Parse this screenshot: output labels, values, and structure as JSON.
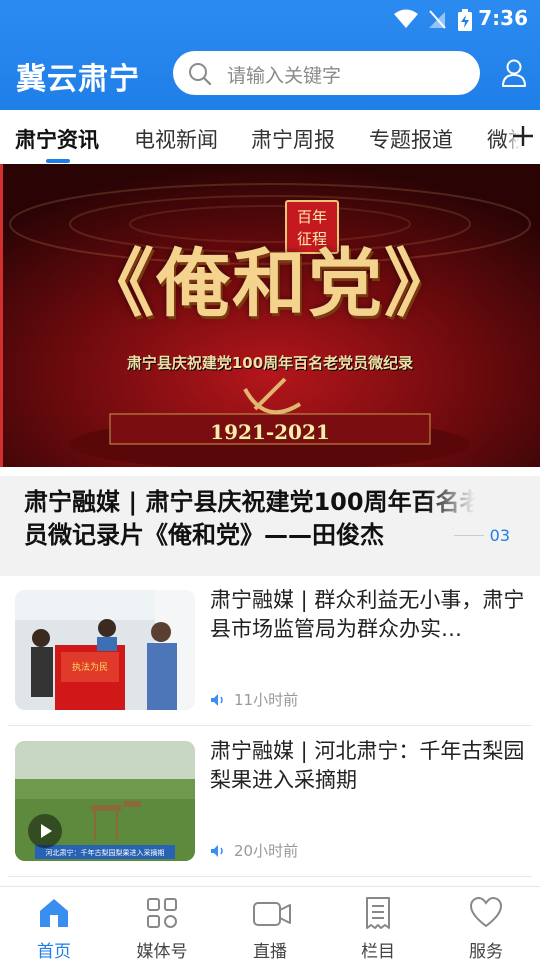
{
  "status": {
    "time": "7:36"
  },
  "header": {
    "brand": "冀云肃宁",
    "search_placeholder": "请输入关键字"
  },
  "tabs": [
    {
      "label": "肃宁资讯",
      "active": true
    },
    {
      "label": "电视新闻"
    },
    {
      "label": "肃宁周报"
    },
    {
      "label": "专题报道"
    },
    {
      "label": "微视"
    }
  ],
  "banner": {
    "badge_line1": "百年",
    "badge_line2": "征程",
    "big_title": "《俺和党》",
    "subtitle": "肃宁县庆祝建党100周年百名老党员微纪录",
    "years": "1921-2021",
    "caption": "肃宁融媒 | 肃宁县庆祝建党100周年百名老党员微记录片《俺和党》——田俊杰",
    "page": "03"
  },
  "news": [
    {
      "title": "肃宁融媒 | 群众利益无小事，肃宁县市场监管局为群众办实…",
      "time": "11小时前"
    },
    {
      "title": "肃宁融媒 | 河北肃宁：千年古梨园梨果进入采摘期",
      "time": "20小时前",
      "thumb_caption": "河北肃宁：千年古梨园梨果进入采摘期"
    }
  ],
  "bottomnav": [
    {
      "label": "首页",
      "active": true
    },
    {
      "label": "媒体号"
    },
    {
      "label": "直播"
    },
    {
      "label": "栏目"
    },
    {
      "label": "服务"
    }
  ],
  "colors": {
    "brand_blue": "#1f7fe8",
    "banner_red": "#8a1014"
  }
}
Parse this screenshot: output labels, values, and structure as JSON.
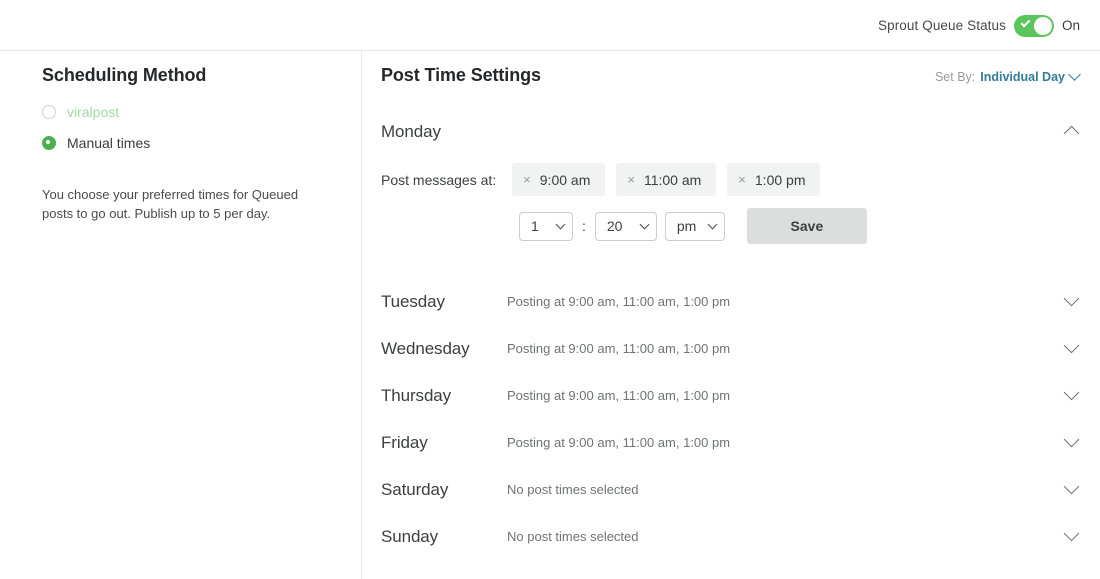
{
  "topbar": {
    "queue_status_label": "Sprout Queue Status",
    "toggle_state": "On",
    "toggle_on": true,
    "toggle_color": "#5cc45c"
  },
  "scheduling_method": {
    "title": "Scheduling Method",
    "options": [
      {
        "label": "viralpost",
        "selected": false,
        "disabled": true
      },
      {
        "label": "Manual times",
        "selected": true,
        "disabled": false
      }
    ],
    "help_text": "You choose your preferred times for Queued posts to go out. Publish up to 5 per day."
  },
  "post_time_settings": {
    "title": "Post Time Settings",
    "set_by": {
      "label": "Set By:",
      "value": "Individual Day",
      "link_color": "#337d96"
    },
    "expanded_day": {
      "name": "Monday",
      "times_label": "Post messages at:",
      "chips": [
        {
          "remove": "×",
          "time": "9:00 am"
        },
        {
          "remove": "×",
          "time": "11:00 am"
        },
        {
          "remove": "×",
          "time": "1:00 pm"
        }
      ],
      "picker": {
        "hour": "1",
        "separator": ":",
        "minute": "20",
        "meridiem": "pm",
        "save_label": "Save"
      }
    },
    "days": [
      {
        "name": "Tuesday",
        "summary": "Posting at 9:00 am, 11:00 am, 1:00 pm"
      },
      {
        "name": "Wednesday",
        "summary": "Posting at 9:00 am, 11:00 am, 1:00 pm"
      },
      {
        "name": "Thursday",
        "summary": "Posting at 9:00 am, 11:00 am, 1:00 pm"
      },
      {
        "name": "Friday",
        "summary": "Posting at 9:00 am, 11:00 am, 1:00 pm"
      },
      {
        "name": "Saturday",
        "summary": "No post times selected"
      },
      {
        "name": "Sunday",
        "summary": "No post times selected"
      }
    ]
  }
}
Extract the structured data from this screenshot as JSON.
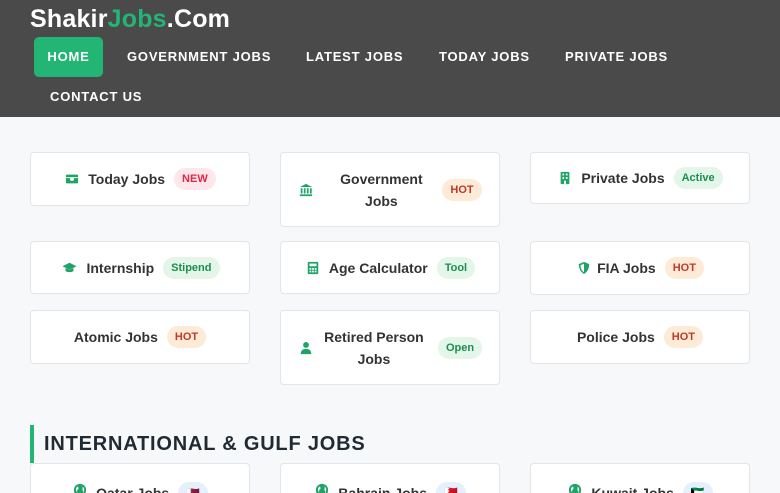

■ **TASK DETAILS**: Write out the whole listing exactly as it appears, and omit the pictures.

■ **EXERCISE SOLUTION**:
Parse this screenshot: output labels, values, and structure as JSON.
{
  "status": {
    "time": "7:36"
  },
  "header": {
    "brand": "冀云肃宁",
    "search_placeholder": "请输入关键字"
  },
  "tabs": [
    {
      "label": "肃宁资讯",
      "active": true
    },
    {
      "label": "电视新闻"
    },
    {
      "label": "肃宁周报"
    },
    {
      "label": "专题报道"
    },
    {
      "label": "微视"
    }
  ],
  "banner": {
    "badge_line1": "百年",
    "badge_line2": "征程",
    "big_title": "《俺和党》",
    "subtitle": "肃宁县庆祝建党100周年百名老党员微纪录",
    "years": "1921-2021",
    "caption": "肃宁融媒 | 肃宁县庆祝建党100周年百名老党员微记录片《俺和党》——田俊杰",
    "page": "03"
  },
  "news": [
    {
      "title": "肃宁融媒 | 群众利益无小事，肃宁县市场监管局为群众办实…",
      "time": "11小时前"
    },
    {
      "title": "肃宁融媒 | 河北肃宁：千年古梨园梨果进入采摘期",
      "time": "20小时前",
      "thumb_caption": "河北肃宁：千年古梨园梨果进入采摘期"
    }
  ],
  "bottomnav": [
    {
      "label": "首页",
      "active": true
    },
    {
      "label": "媒体号"
    },
    {
      "label": "直播"
    },
    {
      "label": "栏目"
    },
    {
      "label": "服务"
    }
  ],
  "colors": {
    "brand_blue": "#1f7fe8",
    "banner_red": "#8a1014"
  }
}
Parse this screenshot: output labels, values, and structure as JSON.
{
  "topbar": {
    "queue_status_label": "Sprout Queue Status",
    "toggle_state": "On",
    "toggle_on": true,
    "toggle_color": "#5cc45c"
  },
  "scheduling_method": {
    "title": "Scheduling Method",
    "options": [
      {
        "label": "viralpost",
        "selected": false,
        "disabled": true
      },
      {
        "label": "Manual times",
        "selected": true,
        "disabled": false
      }
    ],
    "help_text": "You choose your preferred times for Queued posts to go out. Publish up to 5 per day."
  },
  "post_time_settings": {
    "title": "Post Time Settings",
    "set_by": {
      "label": "Set By:",
      "value": "Individual Day",
      "link_color": "#337d96"
    },
    "expanded_day": {
      "name": "Monday",
      "times_label": "Post messages at:",
      "chips": [
        {
          "remove": "×",
          "time": "9:00 am"
        },
        {
          "remove": "×",
          "time": "11:00 am"
        },
        {
          "remove": "×",
          "time": "1:00 pm"
        }
      ],
      "picker": {
        "hour": "1",
        "separator": ":",
        "minute": "20",
        "meridiem": "pm",
        "save_label": "Save"
      }
    },
    "days": [
      {
        "name": "Tuesday",
        "summary": "Posting at 9:00 am, 11:00 am, 1:00 pm"
      },
      {
        "name": "Wednesday",
        "summary": "Posting at 9:00 am, 11:00 am, 1:00 pm"
      },
      {
        "name": "Thursday",
        "summary": "Posting at 9:00 am, 11:00 am, 1:00 pm"
      },
      {
        "name": "Friday",
        "summary": "Posting at 9:00 am, 11:00 am, 1:00 pm"
      },
      {
        "name": "Saturday",
        "summary": "No post times selected"
      },
      {
        "name": "Sunday",
        "summary": "No post times selected"
      }
    ]
  }
}
Extract the structured data from this screenshot as JSON.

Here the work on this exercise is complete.